We took an approximate seven-hour flight to arrive in our tropical paradise. Once there, my family and I spent seven days participating in a variety of activities, including bungee jumping, ping-pong, rock wall climbing, riding bicycles, making crafts, playing games, and aqua gym and spin classes in the pool. My daughter produced a gorgeous finger-painted masterpiece on her own with only a few simple instructions. (Move over Picasso, there’s a new painter in town!) My son loved dressing up as a pirate and searching for treasure around the resort with his friends from the kids’ club. My husband and “babies” went parasailing for the first time and I marvelled at their bravery, as my little daredevils absolutely loved sailing 400 feet in the air.

While the rest of my family was swimming or busy with the aforementioned activities, I could generally be found lounging poolside and catching up on some reading, often with a drink in hand. I particularly enjoyed the book A Man Called Ove, and the story of the curmudgeonly old Swede who lived a life of precise routines, always strictly following the rules, and letting logic and order dictate his every move as a way to protect his fragile, broken heart. I could certainly relate to Ove’s character, because I also thrive on order and predictability. I operate on the premise that most things in life should be done in a certain way or not done at all. And I, too, can be quite guarded—perhaps even cold—with my heart. But just like Ove, I am learning to open myself to love and possibility.

With this in mind as I reflect on our vacation, what strikes me most is how it was less about the location and more about just being present to enjoy the time with my family. The luxuriousness of sleeping in every day and awaking to find both kids in our giant bed for a family cuddle-fest. Seeing my daughter take great pride and pleasure learning to do a back flip on the bungee cords. Witnessing, first hand, what social animals my kids are, as they cheerfully interacted with the resort staff (fist-bumping, learning new phrases in Spanish, and faithfully uttering the “polo” echoed response to the drinky-drinky guy’s “Marco”), as well as effortlessly making new friends from all over the world. These are the precious moments I want to remember long after the tan lines have faded.
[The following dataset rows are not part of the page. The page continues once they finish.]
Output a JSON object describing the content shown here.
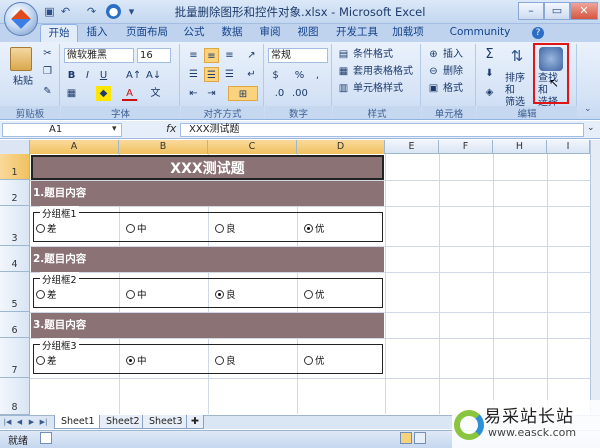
{
  "window": {
    "title": "批量删除图形和控件对象.xlsx - Microsoft Excel"
  },
  "tabs": [
    "开始",
    "插入",
    "页面布局",
    "公式",
    "数据",
    "审阅",
    "视图",
    "开发工具",
    "加载项",
    "Community Clips"
  ],
  "ribbon": {
    "clipboard": {
      "paste": "粘贴",
      "label": "剪贴板"
    },
    "font": {
      "name": "微软雅黑",
      "size": "16",
      "bold": "B",
      "italic": "I",
      "underline": "U",
      "color": "A",
      "label": "字体"
    },
    "alignment": {
      "label": "对齐方式"
    },
    "number": {
      "format": "常规",
      "percent": "%",
      "comma": ",",
      "label": "数字"
    },
    "styles": {
      "conditional": "条件格式",
      "table": "套用表格格式",
      "cell": "单元格样式",
      "label": "样式"
    },
    "cells": {
      "insert": "插入",
      "delete": "删除",
      "format": "格式",
      "label": "单元格"
    },
    "editing": {
      "sum": "Σ",
      "sort": "排序和\n筛选",
      "find": "查找和\n选择",
      "label": "编辑"
    }
  },
  "formula_bar": {
    "name_box": "A1",
    "fx": "fx",
    "content": "XXX测试题"
  },
  "columns": [
    "A",
    "B",
    "C",
    "D",
    "E",
    "F",
    "H",
    "I"
  ],
  "rows": [
    "1",
    "2",
    "3",
    "4",
    "5",
    "6",
    "7",
    "8"
  ],
  "sheet": {
    "title": "XXX测试题",
    "sections": [
      {
        "heading": "1.题目内容",
        "group": "分组框1",
        "options": [
          "差",
          "中",
          "良",
          "优"
        ],
        "selected": 3
      },
      {
        "heading": "2.题目内容",
        "group": "分组框2",
        "options": [
          "差",
          "中",
          "良",
          "优"
        ],
        "selected": 2
      },
      {
        "heading": "3.题目内容",
        "group": "分组框3",
        "options": [
          "差",
          "中",
          "良",
          "优"
        ],
        "selected": 1
      }
    ]
  },
  "sheet_tabs": [
    "Sheet1",
    "Sheet2",
    "Sheet3"
  ],
  "status": "就绪",
  "watermark": {
    "name": "易采站长站",
    "url": "www.easck.com"
  },
  "colors": {
    "band": "#8b7375",
    "highlight": "#e01515",
    "ribbon": "#d5e3f6"
  }
}
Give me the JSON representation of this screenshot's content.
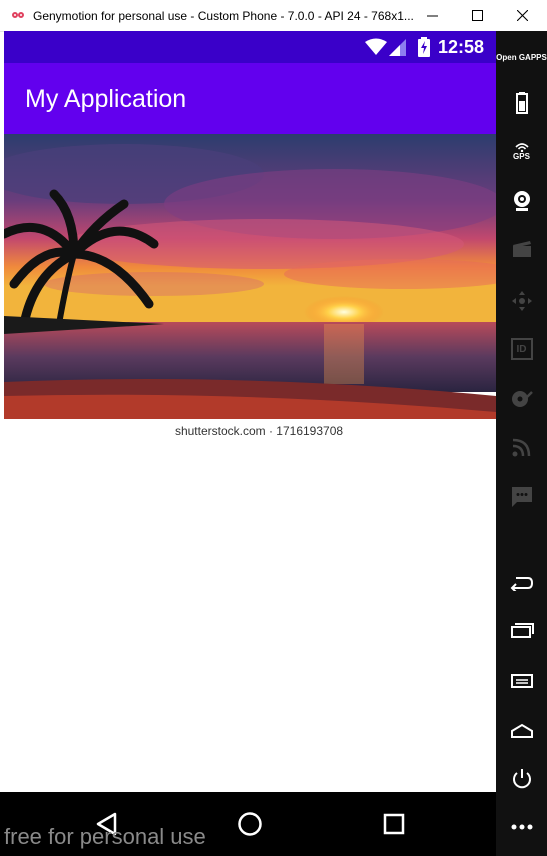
{
  "window": {
    "title": "Genymotion for personal use - Custom Phone - 7.0.0 - API 24 - 768x1...",
    "minimize_glyph": "—",
    "maximize_glyph": "☐",
    "close_glyph": "✕"
  },
  "statusbar": {
    "time": "12:58",
    "background": "#3a00c9"
  },
  "appbar": {
    "title": "My Application",
    "background": "#6200ee"
  },
  "photo": {
    "caption": "shutterstock.com · 1716193708"
  },
  "footer": {
    "watermark": "free for personal use"
  },
  "sidebar": {
    "open_gapps": "Open GAPPS",
    "gps": "GPS",
    "id_label": "ID",
    "items": [
      "battery-icon",
      "gps-icon",
      "webcam-icon",
      "clapperboard-icon",
      "dpad-icon",
      "id-icon",
      "disk-icon",
      "broadcast-icon",
      "sms-icon",
      "back-icon",
      "recent-apps-icon",
      "menu-icon",
      "home-icon",
      "power-icon",
      "more-icon"
    ]
  },
  "navbar": {
    "items": [
      "back-icon",
      "home-icon",
      "recent-apps-icon"
    ]
  }
}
As part of my regular daily meditation practice that I continued faithfully during our vacation, I was reminded about how we have the power to create our reality through our own conscious awareness, and that what we choose to focus on expands. For this trip and beyond, I am making a conscious effort to shift my focus to noticing and appreciating the good in people. We had a fantastic vacation experience, and this was thanks in large part to the marvelous resort staff who took such great pleasure in ensuring our comfort and happiness. We were also very fortunate to meet many wonderful people from all over Canada and the US. To Ed and Lori, the lovely couple from outside of Toronto who will make the most amazing grandparents: despite our thanks, you may never know how much your kindness meant as you shared some of your vacation time with us, having fun with our kids at the beach and around the pool, and giving them each a token gift from the Dominican market. These seemingly simple connections with people from as near as Calgary and as far away as Brazil warmed my heart in a way I never thought possible.

It’s a curious thing for me to explain, but I feel as though a bit of magic happened when I dipped my toes into the sparkling blue-green water in Punta Cana. The tide came in, and when it rolled back out like the complementary exhale to my inhaled breath, my feet sank a little deeper into the ground as the sand that was taken back out to sea took a bit of my troubles with it. As I filled my lungs with the salty, tropical air, I had clarity in my otherwise busy mind—even if just for a moment. The only thing that mattered was the certainty of my breath. And somehow I was left knowing it was all part of nature’s miraculous give and take, the process of renewal—creating space in my heart for more love, and within my soul for greater peace.

I am grateful and forever changed for having had the opportunity to meet such wonderful people and to know Punta Cana’s beauty.